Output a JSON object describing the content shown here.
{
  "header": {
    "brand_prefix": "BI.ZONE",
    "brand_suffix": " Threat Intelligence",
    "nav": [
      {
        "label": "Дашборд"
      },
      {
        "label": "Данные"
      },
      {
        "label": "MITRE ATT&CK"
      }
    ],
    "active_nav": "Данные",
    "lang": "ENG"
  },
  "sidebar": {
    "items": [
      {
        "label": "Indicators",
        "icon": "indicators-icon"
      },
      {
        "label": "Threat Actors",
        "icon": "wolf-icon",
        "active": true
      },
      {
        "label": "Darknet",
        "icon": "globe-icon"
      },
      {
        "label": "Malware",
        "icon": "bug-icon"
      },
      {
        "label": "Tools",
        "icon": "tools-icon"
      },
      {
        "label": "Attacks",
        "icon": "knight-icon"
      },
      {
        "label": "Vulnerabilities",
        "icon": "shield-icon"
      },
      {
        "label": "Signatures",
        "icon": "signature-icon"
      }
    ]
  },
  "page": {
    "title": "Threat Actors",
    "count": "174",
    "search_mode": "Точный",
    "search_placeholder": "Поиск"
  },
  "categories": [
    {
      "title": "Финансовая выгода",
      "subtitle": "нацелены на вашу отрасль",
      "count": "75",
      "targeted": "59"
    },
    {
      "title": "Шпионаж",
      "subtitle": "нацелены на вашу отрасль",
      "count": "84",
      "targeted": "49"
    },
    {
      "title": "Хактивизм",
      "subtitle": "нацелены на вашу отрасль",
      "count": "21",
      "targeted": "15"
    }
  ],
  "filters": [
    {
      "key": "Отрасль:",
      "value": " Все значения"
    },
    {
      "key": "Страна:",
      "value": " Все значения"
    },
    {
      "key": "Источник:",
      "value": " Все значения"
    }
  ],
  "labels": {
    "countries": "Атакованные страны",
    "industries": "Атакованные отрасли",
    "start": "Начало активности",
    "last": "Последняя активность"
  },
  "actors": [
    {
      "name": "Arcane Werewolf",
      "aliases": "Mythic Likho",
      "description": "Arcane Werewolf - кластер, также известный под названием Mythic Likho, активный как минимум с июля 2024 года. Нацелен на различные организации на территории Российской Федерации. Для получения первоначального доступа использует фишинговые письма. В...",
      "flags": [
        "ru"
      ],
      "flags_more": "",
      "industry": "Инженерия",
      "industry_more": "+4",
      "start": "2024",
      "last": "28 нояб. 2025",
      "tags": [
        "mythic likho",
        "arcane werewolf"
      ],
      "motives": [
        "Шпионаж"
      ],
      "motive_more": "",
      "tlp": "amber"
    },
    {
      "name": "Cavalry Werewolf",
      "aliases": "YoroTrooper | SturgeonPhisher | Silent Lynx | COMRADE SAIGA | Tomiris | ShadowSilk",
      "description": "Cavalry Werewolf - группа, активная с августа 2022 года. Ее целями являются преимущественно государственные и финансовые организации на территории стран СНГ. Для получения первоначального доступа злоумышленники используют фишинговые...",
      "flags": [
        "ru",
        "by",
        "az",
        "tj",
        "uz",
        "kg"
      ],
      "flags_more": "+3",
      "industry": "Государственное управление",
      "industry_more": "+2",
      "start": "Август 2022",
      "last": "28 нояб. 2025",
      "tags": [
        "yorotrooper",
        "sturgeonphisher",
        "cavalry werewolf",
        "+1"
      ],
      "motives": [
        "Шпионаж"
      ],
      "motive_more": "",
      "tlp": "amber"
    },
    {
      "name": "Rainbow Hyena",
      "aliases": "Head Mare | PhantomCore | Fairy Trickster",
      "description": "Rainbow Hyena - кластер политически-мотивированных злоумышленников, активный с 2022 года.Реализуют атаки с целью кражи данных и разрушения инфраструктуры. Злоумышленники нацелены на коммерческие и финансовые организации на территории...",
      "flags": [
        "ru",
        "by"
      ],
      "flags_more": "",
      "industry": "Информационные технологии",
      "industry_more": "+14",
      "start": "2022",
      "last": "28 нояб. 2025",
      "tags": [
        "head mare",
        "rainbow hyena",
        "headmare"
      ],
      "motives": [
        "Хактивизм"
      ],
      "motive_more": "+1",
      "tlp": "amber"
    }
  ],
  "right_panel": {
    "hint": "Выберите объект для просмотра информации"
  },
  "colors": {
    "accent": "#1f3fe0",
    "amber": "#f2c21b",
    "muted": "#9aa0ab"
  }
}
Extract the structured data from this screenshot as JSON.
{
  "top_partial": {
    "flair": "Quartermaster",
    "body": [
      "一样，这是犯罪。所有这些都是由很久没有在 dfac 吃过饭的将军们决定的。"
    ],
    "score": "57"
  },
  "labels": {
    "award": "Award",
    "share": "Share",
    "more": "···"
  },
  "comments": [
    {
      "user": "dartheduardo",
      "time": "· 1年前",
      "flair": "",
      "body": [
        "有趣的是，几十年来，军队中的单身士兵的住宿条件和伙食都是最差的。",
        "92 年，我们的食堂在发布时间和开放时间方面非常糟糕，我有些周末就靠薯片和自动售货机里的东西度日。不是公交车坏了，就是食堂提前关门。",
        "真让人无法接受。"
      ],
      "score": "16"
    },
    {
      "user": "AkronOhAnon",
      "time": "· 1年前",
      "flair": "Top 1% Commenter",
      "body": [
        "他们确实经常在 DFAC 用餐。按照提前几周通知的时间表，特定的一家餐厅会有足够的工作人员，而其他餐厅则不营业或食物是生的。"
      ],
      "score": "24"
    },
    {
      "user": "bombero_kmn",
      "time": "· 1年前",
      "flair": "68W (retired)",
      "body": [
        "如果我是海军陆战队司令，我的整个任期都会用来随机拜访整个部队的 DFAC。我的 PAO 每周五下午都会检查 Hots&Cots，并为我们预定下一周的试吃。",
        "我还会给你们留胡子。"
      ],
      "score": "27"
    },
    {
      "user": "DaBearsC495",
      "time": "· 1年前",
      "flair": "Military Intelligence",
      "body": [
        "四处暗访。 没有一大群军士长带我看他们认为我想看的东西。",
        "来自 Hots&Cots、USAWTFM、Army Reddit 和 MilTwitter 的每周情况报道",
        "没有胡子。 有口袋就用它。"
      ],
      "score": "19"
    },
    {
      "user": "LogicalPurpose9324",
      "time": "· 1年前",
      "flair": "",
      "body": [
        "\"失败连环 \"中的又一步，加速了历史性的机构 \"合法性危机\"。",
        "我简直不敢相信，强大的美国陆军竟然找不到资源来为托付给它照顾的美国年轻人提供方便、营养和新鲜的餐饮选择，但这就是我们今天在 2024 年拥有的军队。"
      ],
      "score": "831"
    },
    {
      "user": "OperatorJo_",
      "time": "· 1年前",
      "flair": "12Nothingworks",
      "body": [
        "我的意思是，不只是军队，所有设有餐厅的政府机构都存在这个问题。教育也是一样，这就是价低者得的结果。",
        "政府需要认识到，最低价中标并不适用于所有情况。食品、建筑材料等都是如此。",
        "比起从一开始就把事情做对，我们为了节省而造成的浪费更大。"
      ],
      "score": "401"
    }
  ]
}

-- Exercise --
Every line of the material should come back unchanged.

-- Solution --
Output a JSON object describing the content shown here.
{
  "header": {
    "brand_prefix": "BI.ZONE",
    "brand_suffix": " Threat Intelligence",
    "nav": [
      {
        "label": "Дашборд"
      },
      {
        "label": "Данные"
      },
      {
        "label": "MITRE ATT&CK"
      }
    ],
    "active_nav": "Данные",
    "lang": "ENG"
  },
  "sidebar": {
    "items": [
      {
        "label": "Indicators",
        "icon": "indicators-icon"
      },
      {
        "label": "Threat Actors",
        "icon": "wolf-icon",
        "active": true
      },
      {
        "label": "Darknet",
        "icon": "globe-icon"
      },
      {
        "label": "Malware",
        "icon": "bug-icon"
      },
      {
        "label": "Tools",
        "icon": "tools-icon"
      },
      {
        "label": "Attacks",
        "icon": "knight-icon"
      },
      {
        "label": "Vulnerabilities",
        "icon": "shield-icon"
      },
      {
        "label": "Signatures",
        "icon": "signature-icon"
      }
    ]
  },
  "page": {
    "title": "Threat Actors",
    "count": "174",
    "search_mode": "Точный",
    "search_placeholder": "Поиск"
  },
  "categories": [
    {
      "title": "Финансовая выгода",
      "subtitle": "нацелены на вашу отрасль",
      "count": "75",
      "targeted": "59"
    },
    {
      "title": "Шпионаж",
      "subtitle": "нацелены на вашу отрасль",
      "count": "84",
      "targeted": "49"
    },
    {
      "title": "Хактивизм",
      "subtitle": "нацелены на вашу отрасль",
      "count": "21",
      "targeted": "15"
    }
  ],
  "filters": [
    {
      "key": "Отрасль:",
      "value": " Все значения"
    },
    {
      "key": "Страна:",
      "value": " Все значения"
    },
    {
      "key": "Источник:",
      "value": " Все значения"
    }
  ],
  "labels": {
    "countries": "Атакованные страны",
    "industries": "Атакованные отрасли",
    "start": "Начало активности",
    "last": "Последняя активность"
  },
  "actors": [
    {
      "name": "Arcane Werewolf",
      "aliases": "Mythic Likho",
      "description": "Arcane Werewolf - кластер, также известный под названием Mythic Likho, активный как минимум с июля 2024 года. Нацелен на различные организации на территории Российской Федерации. Для получения первоначального доступа использует фишинговые письма. В...",
      "flags": [
        "ru"
      ],
      "flags_more": "",
      "industry": "Инженерия",
      "industry_more": "+4",
      "start": "2024",
      "last": "28 нояб. 2025",
      "tags": [
        "mythic likho",
        "arcane werewolf"
      ],
      "motives": [
        "Шпионаж"
      ],
      "motive_more": "",
      "tlp": "amber"
    },
    {
      "name": "Cavalry Werewolf",
      "aliases": "YoroTrooper | SturgeonPhisher | Silent Lynx | COMRADE SAIGA | Tomiris | ShadowSilk",
      "description": "Cavalry Werewolf - группа, активная с августа 2022 года. Ее целями являются преимущественно государственные и финансовые организации на территории стран СНГ. Для получения первоначального доступа злоумышленники используют фишинговые...",
      "flags": [
        "ru",
        "by",
        "az",
        "tj",
        "uz",
        "kg"
      ],
      "flags_more": "+3",
      "industry": "Государственное управление",
      "industry_more": "+2",
      "start": "Август 2022",
      "last": "28 нояб. 2025",
      "tags": [
        "yorotrooper",
        "sturgeonphisher",
        "cavalry werewolf",
        "+1"
      ],
      "motives": [
        "Шпионаж"
      ],
      "motive_more": "",
      "tlp": "amber"
    },
    {
      "name": "Rainbow Hyena",
      "aliases": "Head Mare | PhantomCore | Fairy Trickster",
      "description": "Rainbow Hyena - кластер политически-мотивированных злоумышленников, активный с 2022 года.Реализуют атаки с целью кражи данных и разрушения инфраструктуры. Злоумышленники нацелены на коммерческие и финансовые организации на территории...",
      "flags": [
        "ru",
        "by"
      ],
      "flags_more": "",
      "industry": "Информационные технологии",
      "industry_more": "+14",
      "start": "2022",
      "last": "28 нояб. 2025",
      "tags": [
        "head mare",
        "rainbow hyena",
        "headmare"
      ],
      "motives": [
        "Хактивизм"
      ],
      "motive_more": "+1",
      "tlp": "amber"
    }
  ],
  "right_panel": {
    "hint": "Выберите объект для просмотра информации"
  },
  "colors": {
    "accent": "#1f3fe0",
    "amber": "#f2c21b",
    "muted": "#9aa0ab"
  }
}
Extract the structured data from this screenshot as JSON.
{
  "top_partial": {
    "flair": "Quartermaster",
    "body": [
      "一样，这是犯罪。所有这些都是由很久没有在 dfac 吃过饭的将军们决定的。"
    ],
    "score": "57"
  },
  "labels": {
    "award": "Award",
    "share": "Share",
    "more": "···"
  },
  "comments": [
    {
      "user": "dartheduardo",
      "time": "· 1年前",
      "flair": "",
      "body": [
        "有趣的是，几十年来，军队中的单身士兵的住宿条件和伙食都是最差的。",
        "92 年，我们的食堂在发布时间和开放时间方面非常糟糕，我有些周末就靠薯片和自动售货机里的东西度日。不是公交车坏了，就是食堂提前关门。",
        "真让人无法接受。"
      ],
      "score": "16"
    },
    {
      "user": "AkronOhAnon",
      "time": "· 1年前",
      "flair": "Top 1% Commenter",
      "body": [
        "他们确实经常在 DFAC 用餐。按照提前几周通知的时间表，特定的一家餐厅会有足够的工作人员，而其他餐厅则不营业或食物是生的。"
      ],
      "score": "24"
    },
    {
      "user": "bombero_kmn",
      "time": "· 1年前",
      "flair": "68W (retired)",
      "body": [
        "如果我是海军陆战队司令，我的整个任期都会用来随机拜访整个部队的 DFAC。我的 PAO 每周五下午都会检查 Hots&Cots，并为我们预定下一周的试吃。",
        "我还会给你们留胡子。"
      ],
      "score": "27"
    },
    {
      "user": "DaBearsC495",
      "time": "· 1年前",
      "flair": "Military Intelligence",
      "body": [
        "四处暗访。 没有一大群军士长带我看他们认为我想看的东西。",
        "来自 Hots&Cots、USAWTFM、Army Reddit 和 MilTwitter 的每周情况报道",
        "没有胡子。 有口袋就用它。"
      ],
      "score": "19"
    },
    {
      "user": "LogicalPurpose9324",
      "time": "· 1年前",
      "flair": "",
      "body": [
        "\"失败连环 \"中的又一步，加速了历史性的机构 \"合法性危机\"。",
        "我简直不敢相信，强大的美国陆军竟然找不到资源来为托付给它照顾的美国年轻人提供方便、营养和新鲜的餐饮选择，但这就是我们今天在 2024 年拥有的军队。"
      ],
      "score": "831"
    },
    {
      "user": "OperatorJo_",
      "time": "· 1年前",
      "flair": "12Nothingworks",
      "body": [
        "我的意思是，不只是军队，所有设有餐厅的政府机构都存在这个问题。教育也是一样，这就是价低者得的结果。",
        "政府需要认识到，最低价中标并不适用于所有情况。食品、建筑材料等都是如此。",
        "比起从一开始就把事情做对，我们为了节省而造成的浪费更大。"
      ],
      "score": "401"
    }
  ]
}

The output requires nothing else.